Recently I read an article titled “10 Reasons You Should Take More Notice of What a Female Coach Has To Say”. I read this soon after four people sent me a different article titled “You should be dating a CrossFit Girl. Here’s why”. These articles might seem unrelated but it made me realize (or maybe remember) that being a woman can be tough, being a woman that CrossFits can be even harder, and being a female CrossFit coach is rewarding and intimidating at the same time.
For starters, I am NOT complaining. Being a female, especially one that CrossFits, is amazing. Up until three and a half years ago my hands had never touched a barbell, so is every tiny accomplishment exciting? You bet. Does it feel even better winning a competition when you hear people say “and they had GIRLS on their team!”? Absolutely. And ironically, these are the same things that make it intimidating.
Until reading the two articles, I didn’t put much thought into how people reacted towards me as a coach. Aside from the occasional “this guy doesn’t believe a word I’m saying because I don’t have a penis” conversation I’d had with my coach, I didn’t think my gender mattered in the gym. Oh but it does.

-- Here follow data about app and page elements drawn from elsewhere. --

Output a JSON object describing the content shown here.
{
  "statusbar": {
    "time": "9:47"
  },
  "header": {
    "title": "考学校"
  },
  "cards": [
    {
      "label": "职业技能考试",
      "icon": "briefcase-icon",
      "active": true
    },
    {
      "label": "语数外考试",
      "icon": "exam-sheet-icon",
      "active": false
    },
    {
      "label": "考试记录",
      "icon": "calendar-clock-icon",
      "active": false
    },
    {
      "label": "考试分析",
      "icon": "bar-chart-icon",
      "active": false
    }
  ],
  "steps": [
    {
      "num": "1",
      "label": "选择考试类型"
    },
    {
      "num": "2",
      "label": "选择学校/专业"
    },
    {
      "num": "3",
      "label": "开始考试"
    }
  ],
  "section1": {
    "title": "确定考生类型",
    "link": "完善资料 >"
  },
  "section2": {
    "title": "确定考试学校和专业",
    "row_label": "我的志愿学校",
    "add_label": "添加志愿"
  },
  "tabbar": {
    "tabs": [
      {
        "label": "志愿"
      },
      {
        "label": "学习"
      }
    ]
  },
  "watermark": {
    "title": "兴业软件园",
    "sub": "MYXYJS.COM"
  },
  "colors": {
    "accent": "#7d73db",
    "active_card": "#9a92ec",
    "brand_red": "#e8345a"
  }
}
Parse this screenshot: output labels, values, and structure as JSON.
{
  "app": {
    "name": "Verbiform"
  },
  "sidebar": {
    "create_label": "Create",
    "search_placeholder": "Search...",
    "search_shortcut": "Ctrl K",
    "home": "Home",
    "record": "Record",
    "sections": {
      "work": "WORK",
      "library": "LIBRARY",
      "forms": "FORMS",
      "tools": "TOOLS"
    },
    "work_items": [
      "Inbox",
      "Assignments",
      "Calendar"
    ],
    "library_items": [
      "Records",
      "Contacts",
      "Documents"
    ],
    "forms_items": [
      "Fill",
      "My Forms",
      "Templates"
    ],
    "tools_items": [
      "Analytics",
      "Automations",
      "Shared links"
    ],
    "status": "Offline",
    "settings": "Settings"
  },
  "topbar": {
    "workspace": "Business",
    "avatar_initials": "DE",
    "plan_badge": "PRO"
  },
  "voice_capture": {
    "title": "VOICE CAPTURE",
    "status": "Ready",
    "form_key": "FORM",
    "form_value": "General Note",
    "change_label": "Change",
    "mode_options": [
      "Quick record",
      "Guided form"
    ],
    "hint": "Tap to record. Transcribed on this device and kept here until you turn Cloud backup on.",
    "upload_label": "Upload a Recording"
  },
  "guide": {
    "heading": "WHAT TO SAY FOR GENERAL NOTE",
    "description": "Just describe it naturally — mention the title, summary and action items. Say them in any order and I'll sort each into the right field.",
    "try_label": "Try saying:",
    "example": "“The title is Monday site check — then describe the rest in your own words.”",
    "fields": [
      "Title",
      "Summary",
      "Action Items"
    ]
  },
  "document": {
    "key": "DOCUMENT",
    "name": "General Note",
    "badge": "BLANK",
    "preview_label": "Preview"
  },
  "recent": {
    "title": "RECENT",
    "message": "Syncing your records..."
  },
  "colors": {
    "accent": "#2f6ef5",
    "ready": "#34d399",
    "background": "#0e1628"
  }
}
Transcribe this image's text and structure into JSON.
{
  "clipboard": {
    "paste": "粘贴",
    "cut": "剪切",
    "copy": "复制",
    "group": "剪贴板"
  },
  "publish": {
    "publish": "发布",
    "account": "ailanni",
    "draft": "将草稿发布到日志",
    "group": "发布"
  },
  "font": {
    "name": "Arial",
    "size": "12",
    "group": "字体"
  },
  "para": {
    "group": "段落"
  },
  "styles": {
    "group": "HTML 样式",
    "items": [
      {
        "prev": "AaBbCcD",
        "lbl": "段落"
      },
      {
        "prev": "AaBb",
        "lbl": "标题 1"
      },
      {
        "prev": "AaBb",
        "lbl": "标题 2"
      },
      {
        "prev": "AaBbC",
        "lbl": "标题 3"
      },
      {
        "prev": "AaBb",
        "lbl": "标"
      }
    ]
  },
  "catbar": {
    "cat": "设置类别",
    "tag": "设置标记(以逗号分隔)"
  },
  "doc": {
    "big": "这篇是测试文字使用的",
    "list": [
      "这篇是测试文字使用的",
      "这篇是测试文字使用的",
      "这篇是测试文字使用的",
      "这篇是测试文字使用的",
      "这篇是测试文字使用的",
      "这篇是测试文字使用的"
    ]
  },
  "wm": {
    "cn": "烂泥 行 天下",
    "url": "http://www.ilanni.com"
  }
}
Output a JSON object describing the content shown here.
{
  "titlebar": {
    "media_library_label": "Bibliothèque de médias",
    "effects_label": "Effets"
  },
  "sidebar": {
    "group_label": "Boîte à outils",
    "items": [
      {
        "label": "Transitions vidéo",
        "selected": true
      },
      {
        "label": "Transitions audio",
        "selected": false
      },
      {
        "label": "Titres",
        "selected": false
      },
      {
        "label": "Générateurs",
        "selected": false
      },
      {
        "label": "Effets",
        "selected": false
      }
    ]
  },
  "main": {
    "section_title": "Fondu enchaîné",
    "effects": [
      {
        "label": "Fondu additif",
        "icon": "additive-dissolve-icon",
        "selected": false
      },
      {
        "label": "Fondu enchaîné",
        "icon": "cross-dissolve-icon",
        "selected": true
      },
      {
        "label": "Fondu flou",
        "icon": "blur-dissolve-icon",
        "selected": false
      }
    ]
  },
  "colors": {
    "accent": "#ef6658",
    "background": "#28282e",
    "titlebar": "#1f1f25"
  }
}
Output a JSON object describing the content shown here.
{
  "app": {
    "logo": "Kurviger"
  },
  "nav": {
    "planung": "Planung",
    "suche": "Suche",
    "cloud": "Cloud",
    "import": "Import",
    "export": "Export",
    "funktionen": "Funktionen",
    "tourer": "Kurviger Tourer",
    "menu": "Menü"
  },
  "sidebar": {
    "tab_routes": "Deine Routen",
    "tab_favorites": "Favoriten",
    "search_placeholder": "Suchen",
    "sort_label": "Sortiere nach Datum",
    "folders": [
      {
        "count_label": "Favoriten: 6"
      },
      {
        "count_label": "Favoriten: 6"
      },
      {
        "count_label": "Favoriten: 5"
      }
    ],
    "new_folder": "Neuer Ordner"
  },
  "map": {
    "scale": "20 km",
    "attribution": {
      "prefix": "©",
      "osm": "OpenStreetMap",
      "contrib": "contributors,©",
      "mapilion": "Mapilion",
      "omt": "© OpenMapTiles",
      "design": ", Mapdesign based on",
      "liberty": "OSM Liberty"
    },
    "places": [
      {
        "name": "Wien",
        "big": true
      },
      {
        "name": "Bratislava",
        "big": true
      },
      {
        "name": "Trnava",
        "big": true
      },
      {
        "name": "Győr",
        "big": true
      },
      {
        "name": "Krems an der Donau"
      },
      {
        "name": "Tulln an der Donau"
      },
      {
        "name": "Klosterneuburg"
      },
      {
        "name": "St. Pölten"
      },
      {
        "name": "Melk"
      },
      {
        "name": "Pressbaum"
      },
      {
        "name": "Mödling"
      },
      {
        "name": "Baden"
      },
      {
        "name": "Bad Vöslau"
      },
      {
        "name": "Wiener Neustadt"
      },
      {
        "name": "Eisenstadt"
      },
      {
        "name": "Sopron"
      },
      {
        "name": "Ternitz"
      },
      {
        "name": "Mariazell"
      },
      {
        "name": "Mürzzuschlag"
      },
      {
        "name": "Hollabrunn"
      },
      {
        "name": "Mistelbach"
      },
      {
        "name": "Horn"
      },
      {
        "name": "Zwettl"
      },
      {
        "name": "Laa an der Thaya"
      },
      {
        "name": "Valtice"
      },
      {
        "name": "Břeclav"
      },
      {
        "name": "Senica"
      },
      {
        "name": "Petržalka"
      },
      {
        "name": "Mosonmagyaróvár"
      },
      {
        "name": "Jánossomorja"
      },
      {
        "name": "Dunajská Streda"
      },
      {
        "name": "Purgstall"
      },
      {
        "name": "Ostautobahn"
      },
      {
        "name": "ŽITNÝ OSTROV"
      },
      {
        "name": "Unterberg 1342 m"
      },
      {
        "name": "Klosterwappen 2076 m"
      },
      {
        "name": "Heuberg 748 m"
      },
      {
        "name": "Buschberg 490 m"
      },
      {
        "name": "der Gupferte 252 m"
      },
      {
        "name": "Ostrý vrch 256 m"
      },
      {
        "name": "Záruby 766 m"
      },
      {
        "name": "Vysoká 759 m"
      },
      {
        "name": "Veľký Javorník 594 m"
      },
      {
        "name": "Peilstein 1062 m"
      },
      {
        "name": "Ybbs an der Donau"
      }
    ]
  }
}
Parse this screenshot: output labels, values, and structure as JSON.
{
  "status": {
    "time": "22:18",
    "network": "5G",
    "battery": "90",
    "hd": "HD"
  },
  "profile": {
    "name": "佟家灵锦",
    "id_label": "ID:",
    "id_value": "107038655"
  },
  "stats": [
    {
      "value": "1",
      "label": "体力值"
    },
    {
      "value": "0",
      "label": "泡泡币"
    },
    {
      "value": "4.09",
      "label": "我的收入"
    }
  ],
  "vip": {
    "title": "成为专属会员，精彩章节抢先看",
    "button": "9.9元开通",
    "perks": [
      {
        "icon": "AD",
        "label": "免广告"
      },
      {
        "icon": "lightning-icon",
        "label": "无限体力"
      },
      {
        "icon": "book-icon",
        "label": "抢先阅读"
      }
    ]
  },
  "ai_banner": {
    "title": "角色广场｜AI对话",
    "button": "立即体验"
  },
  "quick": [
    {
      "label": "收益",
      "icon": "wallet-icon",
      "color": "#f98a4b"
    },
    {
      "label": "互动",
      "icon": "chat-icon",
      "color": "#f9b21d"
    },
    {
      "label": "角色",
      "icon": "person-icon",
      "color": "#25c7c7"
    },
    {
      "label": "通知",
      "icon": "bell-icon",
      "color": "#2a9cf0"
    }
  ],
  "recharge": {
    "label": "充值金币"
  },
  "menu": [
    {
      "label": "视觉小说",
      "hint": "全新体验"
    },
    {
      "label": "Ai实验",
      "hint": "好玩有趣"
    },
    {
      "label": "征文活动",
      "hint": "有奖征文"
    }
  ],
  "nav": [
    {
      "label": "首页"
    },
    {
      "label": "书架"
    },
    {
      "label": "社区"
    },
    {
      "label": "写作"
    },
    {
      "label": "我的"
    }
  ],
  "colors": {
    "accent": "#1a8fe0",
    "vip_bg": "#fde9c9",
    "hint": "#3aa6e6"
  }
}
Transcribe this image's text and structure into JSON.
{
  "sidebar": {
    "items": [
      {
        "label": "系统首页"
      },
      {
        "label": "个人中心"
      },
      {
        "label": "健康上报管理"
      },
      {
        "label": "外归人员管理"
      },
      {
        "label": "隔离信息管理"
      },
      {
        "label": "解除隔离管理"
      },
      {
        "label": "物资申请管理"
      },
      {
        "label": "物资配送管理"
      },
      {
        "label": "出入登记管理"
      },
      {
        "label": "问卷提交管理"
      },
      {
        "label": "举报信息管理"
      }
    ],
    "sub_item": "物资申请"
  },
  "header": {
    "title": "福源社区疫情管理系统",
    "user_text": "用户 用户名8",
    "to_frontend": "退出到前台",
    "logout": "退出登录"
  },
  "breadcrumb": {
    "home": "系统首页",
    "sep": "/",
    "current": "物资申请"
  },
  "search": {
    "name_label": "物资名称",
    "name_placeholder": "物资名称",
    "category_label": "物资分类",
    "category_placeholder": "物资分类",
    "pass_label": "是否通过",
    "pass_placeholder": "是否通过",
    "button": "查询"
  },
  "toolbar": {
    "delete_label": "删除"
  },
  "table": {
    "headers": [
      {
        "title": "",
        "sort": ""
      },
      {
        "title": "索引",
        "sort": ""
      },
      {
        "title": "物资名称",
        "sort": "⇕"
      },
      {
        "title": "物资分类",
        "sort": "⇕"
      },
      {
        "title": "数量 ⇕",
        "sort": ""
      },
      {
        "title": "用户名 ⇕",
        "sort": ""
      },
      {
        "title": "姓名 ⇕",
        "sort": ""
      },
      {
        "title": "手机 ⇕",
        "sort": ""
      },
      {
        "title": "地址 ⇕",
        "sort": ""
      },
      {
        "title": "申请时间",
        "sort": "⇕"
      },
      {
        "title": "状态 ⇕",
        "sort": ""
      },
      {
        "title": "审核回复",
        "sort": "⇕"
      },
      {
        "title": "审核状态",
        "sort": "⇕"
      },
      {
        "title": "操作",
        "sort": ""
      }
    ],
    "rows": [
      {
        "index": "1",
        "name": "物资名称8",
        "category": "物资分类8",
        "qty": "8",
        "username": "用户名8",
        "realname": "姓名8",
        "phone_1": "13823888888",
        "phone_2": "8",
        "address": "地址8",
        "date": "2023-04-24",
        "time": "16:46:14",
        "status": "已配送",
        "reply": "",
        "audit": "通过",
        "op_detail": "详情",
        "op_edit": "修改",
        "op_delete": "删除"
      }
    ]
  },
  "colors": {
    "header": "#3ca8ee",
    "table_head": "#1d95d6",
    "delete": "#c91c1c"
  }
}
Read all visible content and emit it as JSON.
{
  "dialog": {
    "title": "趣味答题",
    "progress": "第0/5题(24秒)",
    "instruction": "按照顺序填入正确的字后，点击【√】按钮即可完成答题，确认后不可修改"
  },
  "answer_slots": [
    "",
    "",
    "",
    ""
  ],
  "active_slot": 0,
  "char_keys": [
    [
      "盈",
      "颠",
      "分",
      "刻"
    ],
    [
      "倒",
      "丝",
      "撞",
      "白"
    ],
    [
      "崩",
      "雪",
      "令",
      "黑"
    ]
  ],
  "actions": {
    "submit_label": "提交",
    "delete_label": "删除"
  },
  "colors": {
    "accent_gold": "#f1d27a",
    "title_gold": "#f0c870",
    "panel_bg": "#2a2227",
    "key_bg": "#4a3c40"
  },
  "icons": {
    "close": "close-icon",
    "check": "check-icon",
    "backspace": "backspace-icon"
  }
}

My first thought after reading the female coach article was “AWESOME”. I couldn’t have said it better myself. I’ve always felt like I deserved a little credit for having to struggle more to get certain lifts and movements. I wanted to send the article to everyone in the gym so the girls could relate to me a little better and the guys would listen more. A few days of reading this article every morning to psych myself up for class I started to realize – wait, I want men to read this article so they listen more? Do I really feel like every male takes what I say with a grain of salt?
The answer is, no, BUT, the moments that I’ve used a cue over and over only to hear “(male coaches name) showed me how to do double-unders/cleans/etc. He told me I just had to (insert the same cue I used 1000 times with them here)!” aren’t exactly few and far between. I, in no way, think that I am the best coach on the planet, but I’ve reached a point that I have busted my ass enough to live up to my mentors expectations yet still feel intimidated in a room full of men that, 99% of the time, haven’t been CrossFitting as long as me or spent as much time learning the subtle nuances of the movements. It can get frustrating to say the least.
I’ve also become more aware of how people react towards me now in regards to CrossFit; something that was my driving force to get out of bed at 5am during grad school when everyone else was nursing a hangover, that I am lucky enough to now call a career. This is obviously not something I take lightly–no one likes getting out of bed at 5am. CrossFit has become something that I am proud of yet hesitant to bring up and I don’t know if men have the same problem.
I’ve never seen an article convincing women why dating a man that CrossFits isn’t such a bad idea (yes, I looked). I’m newly single and back in the very scary world of bars and dating, I have had two men lose interest or ask if I was 1) gay or 2) trying to “get big” when my answer to “So what do you like to do?” wasn’t shop, sew, dance, cook or paint my girlfriends toes. I assume any man turned off by something I am not only passionate about but has gotten me in the best shape I’ve ever been in, is concerned less with what I can do and more with what he cannot.
Again, I am NOT complaining. But I do think it’s important to bring attention to the fact that the world wants me to be a picture perfect version of every woman on the cover of a magazine, yet using CrossFit as a tool makes me less feminine. I think it’s necessary to talk about the confidence I’ve gained BECAUSE I am a CrossFitter, that I have to tone down so I don’t make a male (notice I said a male, not a man) uncomfortable. (side note: boys don’t like when you tell them you could probably deadlift more than their body weight as you walk away to find a better suitor).
Most importantly, I have to acknowledge the fact that I am a woman and when it comes to coaching I KNOW WHAT I’M DOING. Attitude is everything. If I don’t recognize these issues and think about them, how am I ever going to move past them? If I have this thought in the back of my head all the time that they would listen better or trust me more if I was a man, can I really be the best coach I’m capable of being? If I’ve learned anything, it’s that you can only change the things you can control, and how other people feel about or react towards you is not one of them.